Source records
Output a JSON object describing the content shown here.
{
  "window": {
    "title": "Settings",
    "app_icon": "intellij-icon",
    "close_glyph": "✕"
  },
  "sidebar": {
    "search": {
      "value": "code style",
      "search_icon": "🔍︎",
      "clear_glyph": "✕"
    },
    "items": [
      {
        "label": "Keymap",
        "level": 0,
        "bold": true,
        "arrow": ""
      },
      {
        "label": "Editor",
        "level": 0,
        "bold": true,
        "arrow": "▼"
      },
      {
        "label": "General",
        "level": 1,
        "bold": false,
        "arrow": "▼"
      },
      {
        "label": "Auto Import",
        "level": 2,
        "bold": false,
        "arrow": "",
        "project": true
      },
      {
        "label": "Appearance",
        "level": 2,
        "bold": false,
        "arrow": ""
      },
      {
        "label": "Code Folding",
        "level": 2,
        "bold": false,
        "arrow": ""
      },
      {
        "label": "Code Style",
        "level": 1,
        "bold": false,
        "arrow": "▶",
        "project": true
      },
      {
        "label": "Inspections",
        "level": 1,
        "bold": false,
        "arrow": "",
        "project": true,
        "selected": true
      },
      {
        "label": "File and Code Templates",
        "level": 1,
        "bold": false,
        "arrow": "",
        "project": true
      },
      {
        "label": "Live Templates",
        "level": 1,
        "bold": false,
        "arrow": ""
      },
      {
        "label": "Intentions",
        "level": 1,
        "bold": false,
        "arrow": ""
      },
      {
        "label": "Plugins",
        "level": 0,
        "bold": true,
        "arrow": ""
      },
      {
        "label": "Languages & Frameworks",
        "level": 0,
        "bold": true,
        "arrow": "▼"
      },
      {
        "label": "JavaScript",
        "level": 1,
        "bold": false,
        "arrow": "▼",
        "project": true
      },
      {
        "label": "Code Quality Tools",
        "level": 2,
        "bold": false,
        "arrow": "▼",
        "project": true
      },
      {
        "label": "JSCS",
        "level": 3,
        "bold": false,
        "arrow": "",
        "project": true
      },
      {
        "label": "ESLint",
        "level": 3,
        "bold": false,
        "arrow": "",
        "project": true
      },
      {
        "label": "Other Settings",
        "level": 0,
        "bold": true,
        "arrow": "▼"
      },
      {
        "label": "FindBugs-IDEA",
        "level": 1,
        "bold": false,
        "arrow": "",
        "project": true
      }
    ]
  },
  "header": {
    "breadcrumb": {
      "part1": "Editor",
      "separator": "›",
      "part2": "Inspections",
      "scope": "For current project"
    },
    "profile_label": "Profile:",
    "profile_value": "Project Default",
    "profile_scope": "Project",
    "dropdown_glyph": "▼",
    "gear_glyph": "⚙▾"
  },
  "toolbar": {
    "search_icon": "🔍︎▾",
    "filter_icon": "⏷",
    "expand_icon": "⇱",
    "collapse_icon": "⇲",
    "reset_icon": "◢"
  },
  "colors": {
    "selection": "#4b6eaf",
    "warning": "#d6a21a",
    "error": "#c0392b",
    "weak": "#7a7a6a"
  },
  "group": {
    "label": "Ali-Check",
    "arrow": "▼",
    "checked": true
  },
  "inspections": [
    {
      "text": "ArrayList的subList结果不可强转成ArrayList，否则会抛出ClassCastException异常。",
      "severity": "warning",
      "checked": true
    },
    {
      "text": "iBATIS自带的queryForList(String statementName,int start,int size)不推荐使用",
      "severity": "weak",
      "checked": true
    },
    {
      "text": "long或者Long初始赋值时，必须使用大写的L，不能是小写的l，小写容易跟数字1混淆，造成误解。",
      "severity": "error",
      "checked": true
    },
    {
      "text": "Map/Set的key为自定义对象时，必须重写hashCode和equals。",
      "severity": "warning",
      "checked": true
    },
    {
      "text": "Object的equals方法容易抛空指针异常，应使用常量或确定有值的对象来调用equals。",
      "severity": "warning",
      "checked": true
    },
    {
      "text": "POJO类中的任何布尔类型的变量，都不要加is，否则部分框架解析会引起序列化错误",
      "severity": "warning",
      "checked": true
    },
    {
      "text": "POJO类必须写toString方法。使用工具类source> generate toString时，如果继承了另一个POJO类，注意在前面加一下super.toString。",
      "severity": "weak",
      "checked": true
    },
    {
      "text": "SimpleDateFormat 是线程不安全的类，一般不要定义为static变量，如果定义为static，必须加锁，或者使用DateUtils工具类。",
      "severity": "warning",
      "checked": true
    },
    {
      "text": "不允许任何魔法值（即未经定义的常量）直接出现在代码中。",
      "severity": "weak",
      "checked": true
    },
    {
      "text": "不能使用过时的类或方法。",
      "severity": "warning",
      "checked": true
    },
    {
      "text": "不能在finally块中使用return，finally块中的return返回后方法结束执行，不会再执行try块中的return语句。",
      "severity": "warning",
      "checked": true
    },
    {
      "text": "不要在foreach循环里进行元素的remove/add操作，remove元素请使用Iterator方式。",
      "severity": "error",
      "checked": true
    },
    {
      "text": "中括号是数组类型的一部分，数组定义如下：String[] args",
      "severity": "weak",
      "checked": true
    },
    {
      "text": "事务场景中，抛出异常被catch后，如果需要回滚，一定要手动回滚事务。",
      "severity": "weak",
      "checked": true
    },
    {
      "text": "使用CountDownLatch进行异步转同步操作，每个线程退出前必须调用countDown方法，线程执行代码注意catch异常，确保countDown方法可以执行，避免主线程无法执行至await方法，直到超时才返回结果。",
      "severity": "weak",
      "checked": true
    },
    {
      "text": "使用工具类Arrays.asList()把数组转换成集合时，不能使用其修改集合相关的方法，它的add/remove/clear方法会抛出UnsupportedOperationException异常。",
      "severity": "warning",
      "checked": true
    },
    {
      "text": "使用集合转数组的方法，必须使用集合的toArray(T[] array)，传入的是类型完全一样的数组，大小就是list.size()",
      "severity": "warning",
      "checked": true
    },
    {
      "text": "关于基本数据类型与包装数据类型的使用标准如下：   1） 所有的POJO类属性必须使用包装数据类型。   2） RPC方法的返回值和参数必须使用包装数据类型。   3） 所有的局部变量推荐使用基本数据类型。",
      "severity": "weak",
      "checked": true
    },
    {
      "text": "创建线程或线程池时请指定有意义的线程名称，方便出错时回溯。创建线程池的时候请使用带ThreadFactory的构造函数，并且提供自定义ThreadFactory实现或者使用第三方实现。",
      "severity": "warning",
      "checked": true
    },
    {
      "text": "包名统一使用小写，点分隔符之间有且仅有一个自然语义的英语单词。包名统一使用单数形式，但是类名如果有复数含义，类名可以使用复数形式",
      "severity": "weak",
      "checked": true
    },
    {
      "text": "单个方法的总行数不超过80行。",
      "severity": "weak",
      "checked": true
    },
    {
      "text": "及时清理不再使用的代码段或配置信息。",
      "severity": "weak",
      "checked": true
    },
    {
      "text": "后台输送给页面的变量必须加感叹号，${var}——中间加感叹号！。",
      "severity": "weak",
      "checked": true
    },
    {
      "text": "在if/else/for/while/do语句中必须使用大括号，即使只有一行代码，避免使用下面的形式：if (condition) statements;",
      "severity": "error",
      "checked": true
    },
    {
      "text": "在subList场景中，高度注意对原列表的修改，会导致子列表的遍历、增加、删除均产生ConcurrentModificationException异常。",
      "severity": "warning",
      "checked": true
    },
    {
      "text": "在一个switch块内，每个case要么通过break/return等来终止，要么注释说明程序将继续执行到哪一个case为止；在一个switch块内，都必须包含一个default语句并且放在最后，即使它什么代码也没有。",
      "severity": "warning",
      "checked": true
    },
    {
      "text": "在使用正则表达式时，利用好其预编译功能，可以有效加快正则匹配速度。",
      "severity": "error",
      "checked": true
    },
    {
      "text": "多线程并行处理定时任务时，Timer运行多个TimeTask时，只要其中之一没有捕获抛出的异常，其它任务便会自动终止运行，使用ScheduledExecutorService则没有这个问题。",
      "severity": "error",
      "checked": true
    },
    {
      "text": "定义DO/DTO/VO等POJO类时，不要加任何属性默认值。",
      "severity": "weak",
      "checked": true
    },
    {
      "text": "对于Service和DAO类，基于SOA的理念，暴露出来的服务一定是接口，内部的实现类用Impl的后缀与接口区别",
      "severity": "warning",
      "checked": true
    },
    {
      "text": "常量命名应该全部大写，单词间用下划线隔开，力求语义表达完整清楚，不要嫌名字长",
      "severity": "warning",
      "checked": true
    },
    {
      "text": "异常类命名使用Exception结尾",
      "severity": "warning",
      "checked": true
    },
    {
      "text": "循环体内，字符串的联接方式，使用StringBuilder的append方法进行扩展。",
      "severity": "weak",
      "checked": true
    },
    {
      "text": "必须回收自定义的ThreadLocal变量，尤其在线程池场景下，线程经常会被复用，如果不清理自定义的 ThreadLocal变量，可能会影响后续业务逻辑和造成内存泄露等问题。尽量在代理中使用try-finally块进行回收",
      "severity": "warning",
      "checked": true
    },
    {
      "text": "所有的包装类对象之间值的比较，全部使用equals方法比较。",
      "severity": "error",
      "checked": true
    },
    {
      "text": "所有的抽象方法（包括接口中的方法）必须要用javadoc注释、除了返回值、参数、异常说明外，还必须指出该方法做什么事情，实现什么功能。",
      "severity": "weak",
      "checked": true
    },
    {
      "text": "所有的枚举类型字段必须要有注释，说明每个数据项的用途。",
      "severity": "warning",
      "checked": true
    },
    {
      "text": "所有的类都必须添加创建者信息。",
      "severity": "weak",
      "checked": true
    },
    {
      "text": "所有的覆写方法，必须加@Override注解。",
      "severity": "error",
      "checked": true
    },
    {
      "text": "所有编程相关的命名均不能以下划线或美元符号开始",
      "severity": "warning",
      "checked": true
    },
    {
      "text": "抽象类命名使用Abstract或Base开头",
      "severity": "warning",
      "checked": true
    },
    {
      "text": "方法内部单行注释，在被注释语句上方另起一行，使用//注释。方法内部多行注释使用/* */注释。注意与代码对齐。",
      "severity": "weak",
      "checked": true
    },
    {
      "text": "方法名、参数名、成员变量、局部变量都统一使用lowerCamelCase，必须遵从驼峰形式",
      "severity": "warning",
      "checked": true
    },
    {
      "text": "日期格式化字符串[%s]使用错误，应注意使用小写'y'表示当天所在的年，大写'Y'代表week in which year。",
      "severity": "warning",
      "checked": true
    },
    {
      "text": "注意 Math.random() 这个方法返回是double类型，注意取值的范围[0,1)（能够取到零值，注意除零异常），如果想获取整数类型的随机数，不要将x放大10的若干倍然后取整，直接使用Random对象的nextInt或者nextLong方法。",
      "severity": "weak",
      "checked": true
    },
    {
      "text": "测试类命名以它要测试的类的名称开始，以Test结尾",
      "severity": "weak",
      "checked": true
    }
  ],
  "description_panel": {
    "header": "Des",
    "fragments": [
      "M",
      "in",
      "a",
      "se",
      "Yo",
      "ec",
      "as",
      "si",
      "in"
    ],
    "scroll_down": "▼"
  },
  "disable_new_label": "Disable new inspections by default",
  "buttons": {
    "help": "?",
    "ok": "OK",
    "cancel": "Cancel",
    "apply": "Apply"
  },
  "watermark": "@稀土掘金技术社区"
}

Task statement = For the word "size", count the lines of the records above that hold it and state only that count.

Reply = 2